Multinational ICT giant Huawei has begun the construction of a 2,001km-long national fibre optic backbone in Burkina Faso, the country’s president Roch Marc Christian Kaboré has announced.
The US$180 million project which is being constructed in phases at Gaoua, in the region of Bafuji is being overseen by French engineering group Tactis. The first phase is set to be completed within a year.
The first phase is expected to cost about US$90 million and will be financed through a 12-year loan facility, 60% of which was provided by the Bank of China with the remaining 40% provided by BNP-Paribas.

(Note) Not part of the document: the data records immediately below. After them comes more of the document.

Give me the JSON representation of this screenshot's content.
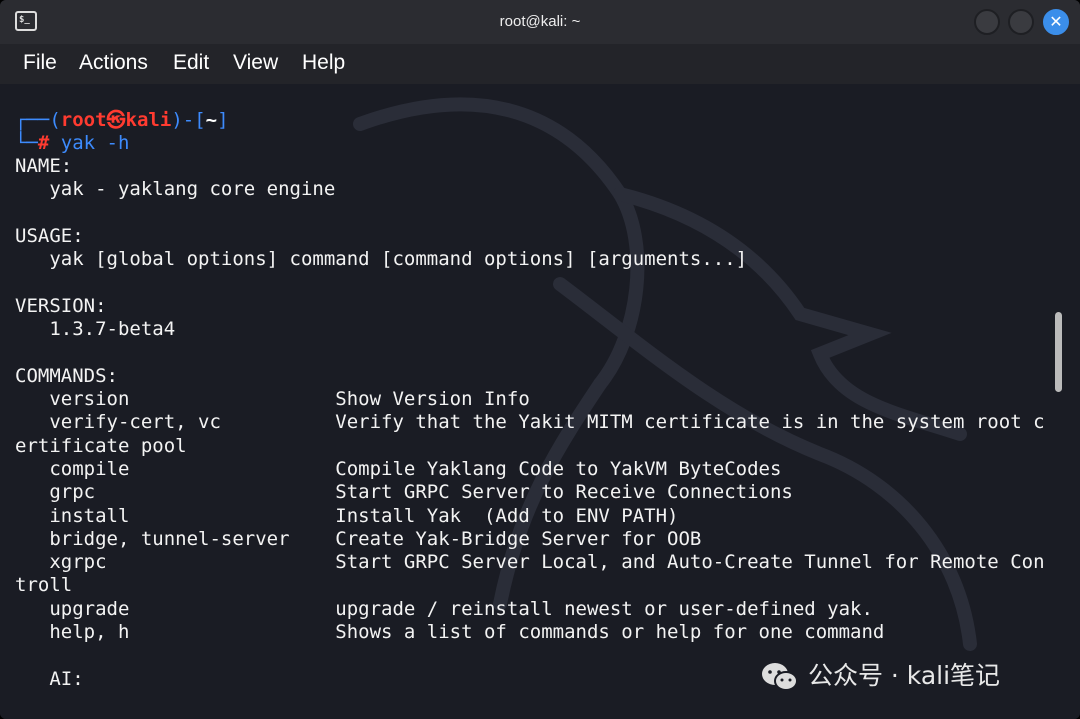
{
  "window": {
    "title": "root@kali: ~"
  },
  "menu": [
    "File",
    "Actions",
    "Edit",
    "View",
    "Help"
  ],
  "prompt": {
    "open": "┌──(",
    "user": "root",
    "at": "㉿",
    "host": "kali",
    "mid": ")-[",
    "path": "~",
    "close": "]",
    "corner": "└─",
    "hash": "#",
    "command": " yak -h"
  },
  "lines": [
    "NAME:",
    "   yak - yaklang core engine",
    "",
    "USAGE:",
    "   yak [global options] command [command options] [arguments...]",
    "",
    "VERSION:",
    "   1.3.7-beta4",
    "",
    "COMMANDS:",
    "   version                  Show Version Info",
    "   verify-cert, vc          Verify that the Yakit MITM certificate is in the system root c",
    "ertificate pool",
    "   compile                  Compile Yaklang Code to YakVM ByteCodes",
    "   grpc                     Start GRPC Server to Receive Connections",
    "   install                  Install Yak  (Add to ENV PATH)",
    "   bridge, tunnel-server    Create Yak-Bridge Server for OOB",
    "   xgrpc                    Start GRPC Server Local, and Auto-Create Tunnel for Remote Con",
    "troll",
    "   upgrade                  upgrade / reinstall newest or user-defined yak.",
    "   help, h                  Shows a list of commands or help for one command",
    "",
    "   AI:"
  ],
  "watermark": {
    "text": "公众号 · kali笔记"
  }
}
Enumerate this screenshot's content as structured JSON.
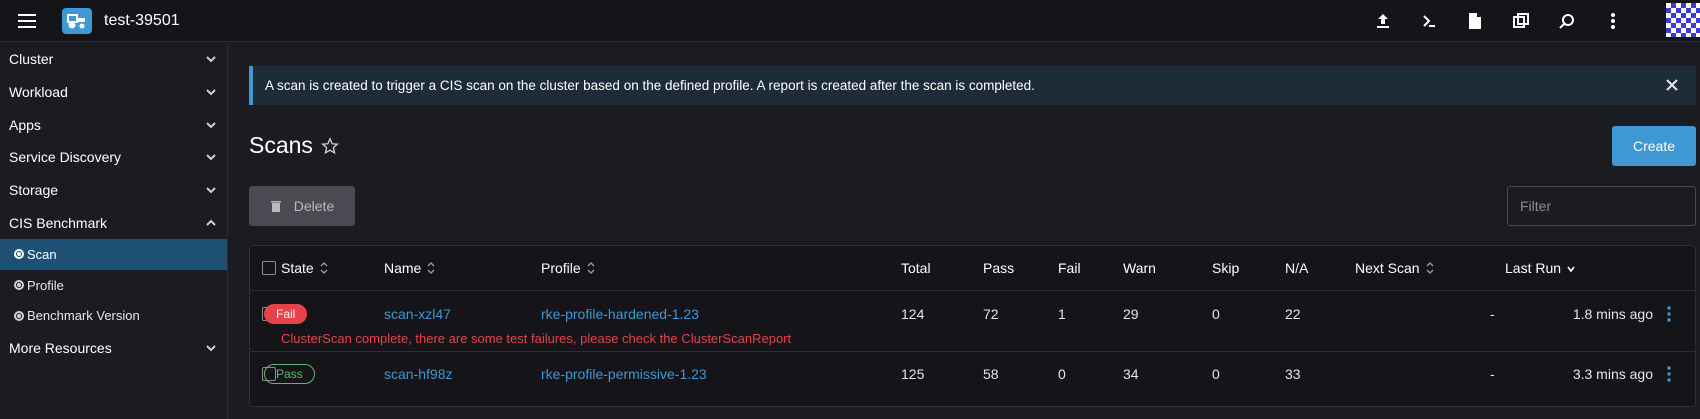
{
  "header": {
    "cluster_name": "test-39501",
    "actions": [
      "upload-icon",
      "terminal-icon",
      "file-icon",
      "copy-icon",
      "search-icon",
      "more-vertical-icon"
    ]
  },
  "sidebar": {
    "groups": [
      {
        "label": "Cluster"
      },
      {
        "label": "Workload"
      },
      {
        "label": "Apps"
      },
      {
        "label": "Service Discovery"
      },
      {
        "label": "Storage"
      },
      {
        "label": "CIS Benchmark",
        "expanded": true,
        "items": [
          "Scan",
          "Profile",
          "Benchmark Version"
        ],
        "active": "Scan"
      },
      {
        "label": "More Resources"
      }
    ]
  },
  "banner": {
    "text": "A scan is created to trigger a CIS scan on the cluster based on the defined profile. A report is created after the scan is completed.",
    "accent": "#3d98d3"
  },
  "page": {
    "title": "Scans",
    "create_label": "Create",
    "delete_label": "Delete",
    "filter_placeholder": "Filter"
  },
  "table": {
    "columns": [
      "State",
      "Name",
      "Profile",
      "Total",
      "Pass",
      "Fail",
      "Warn",
      "Skip",
      "N/A",
      "Next Scan",
      "Last Run"
    ],
    "rows": [
      {
        "state": "Fail",
        "name": "scan-xzl47",
        "profile": "rke-profile-hardened-1.23",
        "total": "124",
        "pass": "72",
        "fail": "1",
        "warn": "29",
        "skip": "0",
        "na": "22",
        "next_scan": "-",
        "last_run": "1.8 mins ago",
        "message": "ClusterScan complete, there are some test failures, please check the ClusterScanReport"
      },
      {
        "state": "Pass",
        "name": "scan-hf98z",
        "profile": "rke-profile-permissive-1.23",
        "total": "125",
        "pass": "58",
        "fail": "0",
        "warn": "34",
        "skip": "0",
        "na": "33",
        "next_scan": "-",
        "last_run": "3.3 mins ago"
      }
    ]
  },
  "colors": {
    "fail": "#e6424c",
    "pass": "#5dbb63",
    "link": "#3d98d3",
    "primary": "#3d98d3"
  }
}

“The government is firmly committed to ensuring that our regions are interconnected, and our communities are interconnected,” said Kaboré.
The 2,001km national fibre optic backbone in Burkina Faso will be added to the 307km run under the West Africa Interconnection Project, and the 650km of fibre established under the Government Cloud project.
On completion, Burkina Faso would have a total of 2,957 km of fibre optic infrastructure and thereafter, during the second phase, an additional 8,000km of fibre optic infrastructure will be deployed.
The project aims to provide Burkina with a broadband infrastructure which will improve its connectivity.
It will allow for the implementation of e-government and its associated value added services such as, e-health, e-education, e-tax, and tele-medicine among other internet related services.
The ultimate goal of the national backbone project is to connect the country’s 45 provinces, as well as its major urban areas.